Music podcasts are one of the biggest trends in streaming services, and Spotify has done a great job of integrating these formats into the platform. As a peer-to-peer music library, Spotify has been a great fit for many artists, but royalty rates have been an issue for some artists. Luckily, artists are now finding a new way to make their music available to Spotify users.
One of the main reasons why podcasts have struggled to get the music they need has to do with licensing rights. Many independent podcast publishers do not have the resources to license music from official rights holders. But Smith’s upcoming e-book inspired him to take a different approach. Spotify presented him with an alternative solution.
The platform allows anyone to create a music and talk show, and has bought podcast-production software Anchor in 2019. With Anchor, over 20,000 music and talk shows are available on Spotify. Some of them are similar to FM radio, but many of the more ambitious ones are produced by Spotify subsidiaries. Shows like “Black Lady Songbook” and “Homicide Ballads” focus on sombre folk songs.
The genre classifications for podcasts can be misleading. They conceal deep fissures in style, format, musical interpretation, and focus. Slate’s Hit Parade, for example, delves into the music charts, and its data can often be helpful in predicting cultural trends. And Switched On Pop offers insight into music composition.
Your Favorite Band Sucks
If you are a fan of music podcasts and streaming services, you’ve probably already discovered “Your Favorite Band Sucks on Spotify.” This podcast focuses on bad bands and their music. The hosts break down the music in each episode and offer their thoughts on why they’re good or bad. They also explore genre-bending covers and cultural appropriation. For example, they discuss Eric Clapton’s cover of Bob Marley’s “I Shot the Sheriff” one year after the original was released by Bob Marley and the Wailers. Their rendition made the song go to #1 on the Billboard Hot 100.
In the last year, Spotify has begun launching music-targeted shows.
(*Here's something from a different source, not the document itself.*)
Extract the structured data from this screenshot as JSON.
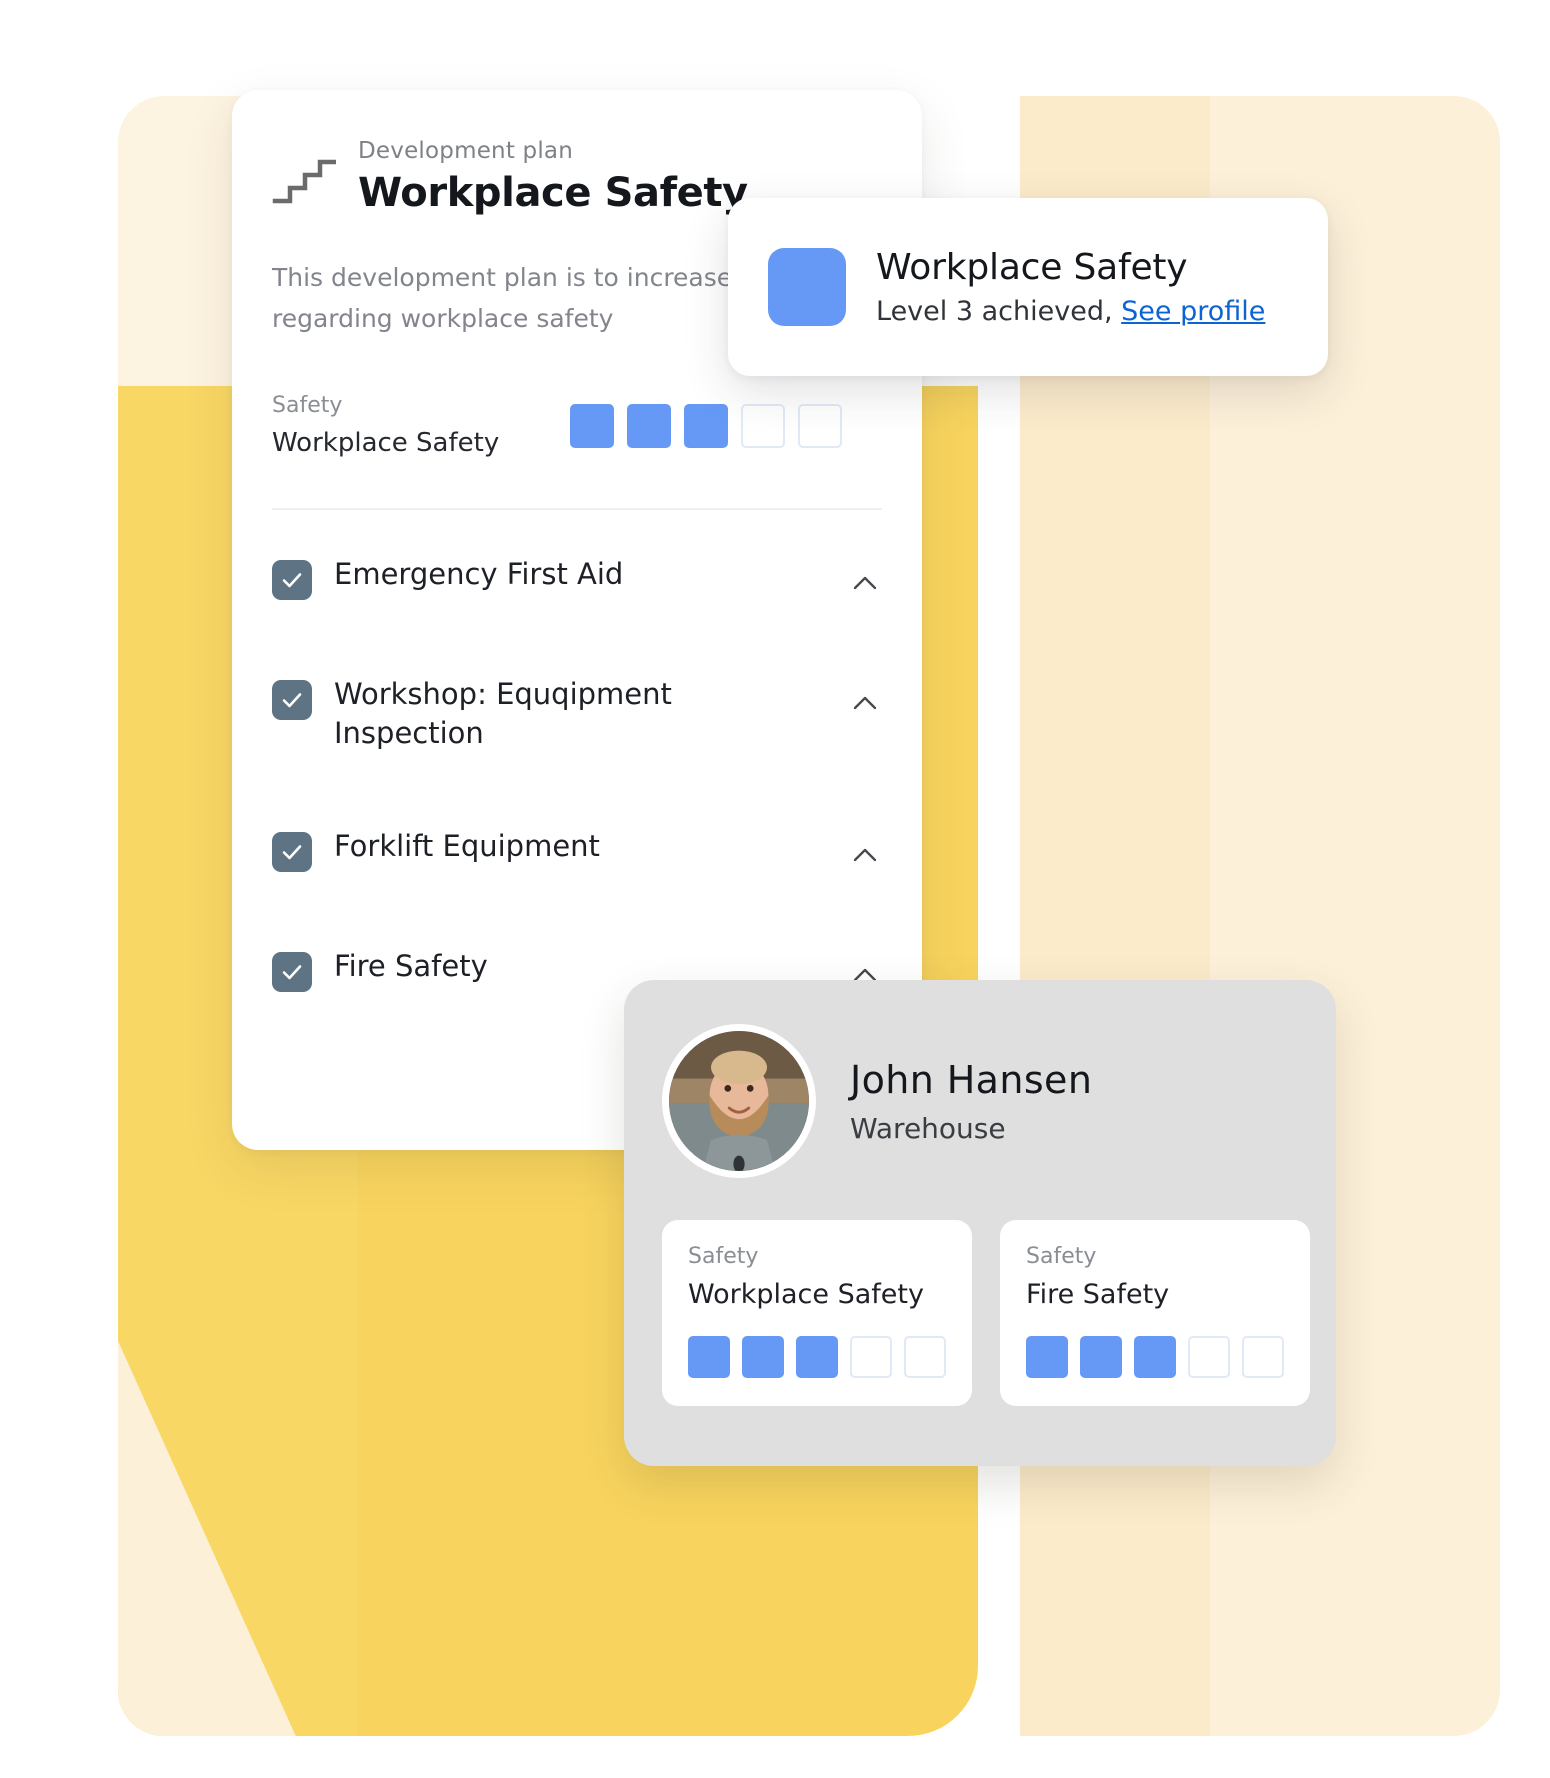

These hybrid shows mix talk and music, and allow podcasters to use the service’s tracks free of charge. In exchange, Spotify takes a 30 percent cut of the adverts that accompany the music.
Spotify has a lot of competition, including Google and Apple. But it is still trying to establish itself as the biggest podcast distribution service on the internet. It has publicly criticized Apple’s pricing structure, which takes 30% of podcast creators’ profits each month. The company is willing to give up its potential profit to drive content creators to its service. By 2023, it plans to charge content creators a 5% fee.
Spotify is investing a lot of money in podcasting. It has made investments in audiobook production and has even acquired a company that makes live audio. As it builds its audio streaming service, it has ambitions far beyond music. Podcasts are a vital part of Spotify’s overall vision, which aims to become the online home for audio.